- Numerous improvements to Unicode, including improved type-safety, Unicode characters on par with Latin-1 characters, etc.
- We are now very close to being completely rid of legacy
channel_out, in favor of the more abstract, more composable, safer and more feature-rich IO. In particular, the Unix module and the Standard module are now completely rid of these pesky channels.
- We now have transparent on-the-fly gzip compression/decompression — more formats are coming.
- A nice little parser combinator library has been added. It works with either Latin-1, Unicode or custom tokens.
- An OCaml program may now open a web browser to display a URI. In the future, this will be extended to opening arbitrary files with system-specific tools.
- Appearance of a
foreachloop (which is actually nothing more than
Enum.iter, but we don’t have to tell that to beginners).
- Most data structures now support serialization to/deserialization from S-Expressions.
- Most data structures now support printing to arbitrary outputs.
Well, now, we’d appreciate if you could download and install this library. We’d appreciate if you could test your programs against it. And we’d appreciate if you could file bug reports and request for features.
What’s next ?
We’re already at work on the next version.
Here’s an overview of what you can expect in the relatively near future:
- Re-designed, simpler, module hierarchy (by the way, if you have suggestions, please drop us a line).
- More syntax extensions, including the long-awaited finally.

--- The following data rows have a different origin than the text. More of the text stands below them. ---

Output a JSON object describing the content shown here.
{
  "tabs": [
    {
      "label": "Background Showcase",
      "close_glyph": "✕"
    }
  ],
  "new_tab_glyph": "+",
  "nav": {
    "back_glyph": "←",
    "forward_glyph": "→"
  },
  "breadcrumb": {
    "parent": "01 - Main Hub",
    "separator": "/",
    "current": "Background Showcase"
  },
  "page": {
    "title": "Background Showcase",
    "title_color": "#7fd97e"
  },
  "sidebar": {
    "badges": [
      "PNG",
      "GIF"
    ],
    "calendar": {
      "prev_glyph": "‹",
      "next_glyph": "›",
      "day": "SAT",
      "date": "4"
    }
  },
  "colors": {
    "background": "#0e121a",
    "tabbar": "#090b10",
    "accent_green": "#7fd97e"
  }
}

- Exception-less error management in addition to exceptions.
- More on-the-fly (de)compression formats.
- Further documentation.
- Bindings for Camlp4.
- Unicode transcoding I/O.
- Further examples.
- In-memory (de)compression.
- File and directory management.
- Shell programming.
- Pattern-matching on lazy lists.
- List (and other data structures) comprehension.
- Compatibility with OCaml 3.11.